**WHAT IS NEEDED**
Count lines, not occurrences: report how many lines in the records hold the string "this", and nothing else.

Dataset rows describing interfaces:
"""

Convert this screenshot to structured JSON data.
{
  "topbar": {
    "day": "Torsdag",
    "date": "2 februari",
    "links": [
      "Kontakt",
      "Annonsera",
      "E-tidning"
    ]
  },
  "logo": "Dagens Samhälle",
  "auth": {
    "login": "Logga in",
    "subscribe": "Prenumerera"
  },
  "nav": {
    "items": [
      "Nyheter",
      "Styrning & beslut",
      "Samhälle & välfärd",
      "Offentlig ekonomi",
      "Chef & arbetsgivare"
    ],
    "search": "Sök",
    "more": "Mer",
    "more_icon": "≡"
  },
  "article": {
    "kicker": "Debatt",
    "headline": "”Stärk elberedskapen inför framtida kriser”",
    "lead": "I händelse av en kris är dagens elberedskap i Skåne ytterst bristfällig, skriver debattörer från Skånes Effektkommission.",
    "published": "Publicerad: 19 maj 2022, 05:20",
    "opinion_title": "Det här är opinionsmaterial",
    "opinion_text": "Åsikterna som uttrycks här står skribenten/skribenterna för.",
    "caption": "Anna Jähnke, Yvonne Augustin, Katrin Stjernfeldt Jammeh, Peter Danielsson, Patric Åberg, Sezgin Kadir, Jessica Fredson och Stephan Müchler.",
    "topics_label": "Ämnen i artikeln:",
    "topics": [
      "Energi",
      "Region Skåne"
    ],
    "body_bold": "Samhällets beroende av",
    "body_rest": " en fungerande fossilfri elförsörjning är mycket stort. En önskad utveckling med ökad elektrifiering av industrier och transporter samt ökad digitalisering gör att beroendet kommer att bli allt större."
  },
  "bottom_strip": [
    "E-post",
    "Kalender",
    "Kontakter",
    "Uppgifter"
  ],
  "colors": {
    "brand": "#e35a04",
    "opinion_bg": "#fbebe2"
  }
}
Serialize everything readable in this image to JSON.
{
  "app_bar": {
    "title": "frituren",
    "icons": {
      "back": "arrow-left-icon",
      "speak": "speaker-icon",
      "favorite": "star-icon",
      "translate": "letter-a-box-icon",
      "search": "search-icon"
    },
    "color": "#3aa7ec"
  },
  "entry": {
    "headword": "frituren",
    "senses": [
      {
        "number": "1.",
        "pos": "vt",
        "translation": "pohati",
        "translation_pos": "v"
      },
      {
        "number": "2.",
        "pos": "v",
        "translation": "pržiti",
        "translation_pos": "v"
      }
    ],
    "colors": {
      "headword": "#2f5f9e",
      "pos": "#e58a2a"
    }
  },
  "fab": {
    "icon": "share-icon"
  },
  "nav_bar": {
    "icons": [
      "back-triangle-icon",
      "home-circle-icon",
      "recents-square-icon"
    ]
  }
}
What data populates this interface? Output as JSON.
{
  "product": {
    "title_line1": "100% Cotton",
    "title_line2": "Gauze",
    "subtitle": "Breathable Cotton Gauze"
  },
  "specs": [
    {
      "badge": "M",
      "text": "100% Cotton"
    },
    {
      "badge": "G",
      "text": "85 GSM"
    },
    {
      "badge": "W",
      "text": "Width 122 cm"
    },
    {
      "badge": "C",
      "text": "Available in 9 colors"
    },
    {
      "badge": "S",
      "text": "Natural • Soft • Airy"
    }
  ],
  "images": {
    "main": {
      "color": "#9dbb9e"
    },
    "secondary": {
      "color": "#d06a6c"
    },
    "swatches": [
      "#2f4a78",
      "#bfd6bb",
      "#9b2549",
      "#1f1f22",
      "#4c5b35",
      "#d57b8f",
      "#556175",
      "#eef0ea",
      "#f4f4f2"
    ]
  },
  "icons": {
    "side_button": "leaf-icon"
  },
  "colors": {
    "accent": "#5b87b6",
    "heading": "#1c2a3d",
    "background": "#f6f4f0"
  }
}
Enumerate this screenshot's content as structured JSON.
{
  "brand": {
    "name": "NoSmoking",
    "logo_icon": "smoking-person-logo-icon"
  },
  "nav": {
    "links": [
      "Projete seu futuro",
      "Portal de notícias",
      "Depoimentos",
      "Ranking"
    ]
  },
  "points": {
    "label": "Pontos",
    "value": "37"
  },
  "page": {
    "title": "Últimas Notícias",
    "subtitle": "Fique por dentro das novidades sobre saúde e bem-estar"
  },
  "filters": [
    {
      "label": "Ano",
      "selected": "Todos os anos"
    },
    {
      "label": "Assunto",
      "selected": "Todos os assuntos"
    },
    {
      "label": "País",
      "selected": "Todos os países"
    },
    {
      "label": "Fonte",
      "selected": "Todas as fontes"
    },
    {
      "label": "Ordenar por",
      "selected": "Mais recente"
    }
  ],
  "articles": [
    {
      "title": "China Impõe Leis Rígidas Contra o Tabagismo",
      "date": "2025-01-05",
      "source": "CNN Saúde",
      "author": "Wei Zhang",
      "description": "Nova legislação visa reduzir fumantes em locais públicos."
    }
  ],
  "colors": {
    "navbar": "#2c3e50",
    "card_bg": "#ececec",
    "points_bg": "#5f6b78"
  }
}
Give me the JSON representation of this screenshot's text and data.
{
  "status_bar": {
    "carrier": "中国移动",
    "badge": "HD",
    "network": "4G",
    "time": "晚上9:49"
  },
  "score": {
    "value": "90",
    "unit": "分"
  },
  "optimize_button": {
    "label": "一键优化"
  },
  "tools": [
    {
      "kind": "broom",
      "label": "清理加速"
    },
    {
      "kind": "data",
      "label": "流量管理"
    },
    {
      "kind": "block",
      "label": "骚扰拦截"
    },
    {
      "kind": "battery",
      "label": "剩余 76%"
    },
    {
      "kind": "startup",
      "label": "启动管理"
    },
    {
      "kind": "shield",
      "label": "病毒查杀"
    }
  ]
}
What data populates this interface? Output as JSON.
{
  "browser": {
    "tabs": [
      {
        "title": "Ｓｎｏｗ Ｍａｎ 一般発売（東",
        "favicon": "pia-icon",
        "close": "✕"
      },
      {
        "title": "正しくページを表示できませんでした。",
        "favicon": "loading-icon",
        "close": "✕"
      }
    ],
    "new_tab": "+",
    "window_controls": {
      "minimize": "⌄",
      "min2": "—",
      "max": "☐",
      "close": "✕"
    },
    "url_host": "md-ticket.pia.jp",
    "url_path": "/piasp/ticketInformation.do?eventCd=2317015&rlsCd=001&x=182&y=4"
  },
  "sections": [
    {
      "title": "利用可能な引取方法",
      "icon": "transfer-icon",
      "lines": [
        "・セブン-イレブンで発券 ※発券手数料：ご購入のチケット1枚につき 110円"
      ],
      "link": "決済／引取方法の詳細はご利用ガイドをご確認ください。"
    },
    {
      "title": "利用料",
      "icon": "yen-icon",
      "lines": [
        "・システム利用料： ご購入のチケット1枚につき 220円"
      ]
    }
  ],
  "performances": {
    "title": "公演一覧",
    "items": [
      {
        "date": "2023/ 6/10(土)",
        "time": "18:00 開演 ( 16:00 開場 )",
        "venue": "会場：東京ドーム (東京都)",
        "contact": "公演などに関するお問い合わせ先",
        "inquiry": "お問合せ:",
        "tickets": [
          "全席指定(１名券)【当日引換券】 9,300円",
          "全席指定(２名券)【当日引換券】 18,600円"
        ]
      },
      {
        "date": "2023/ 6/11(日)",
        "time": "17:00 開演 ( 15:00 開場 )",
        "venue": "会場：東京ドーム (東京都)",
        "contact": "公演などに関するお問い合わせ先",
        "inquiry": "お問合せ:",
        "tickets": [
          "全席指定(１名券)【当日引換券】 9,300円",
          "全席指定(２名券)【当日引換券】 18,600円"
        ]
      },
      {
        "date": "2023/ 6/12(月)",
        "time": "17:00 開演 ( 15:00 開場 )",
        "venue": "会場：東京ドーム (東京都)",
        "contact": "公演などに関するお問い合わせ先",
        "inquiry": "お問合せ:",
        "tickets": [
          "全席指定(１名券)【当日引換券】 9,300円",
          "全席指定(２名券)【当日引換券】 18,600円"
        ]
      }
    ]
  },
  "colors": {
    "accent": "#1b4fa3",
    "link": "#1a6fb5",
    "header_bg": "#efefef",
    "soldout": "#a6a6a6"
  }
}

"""

**ANSWER**
6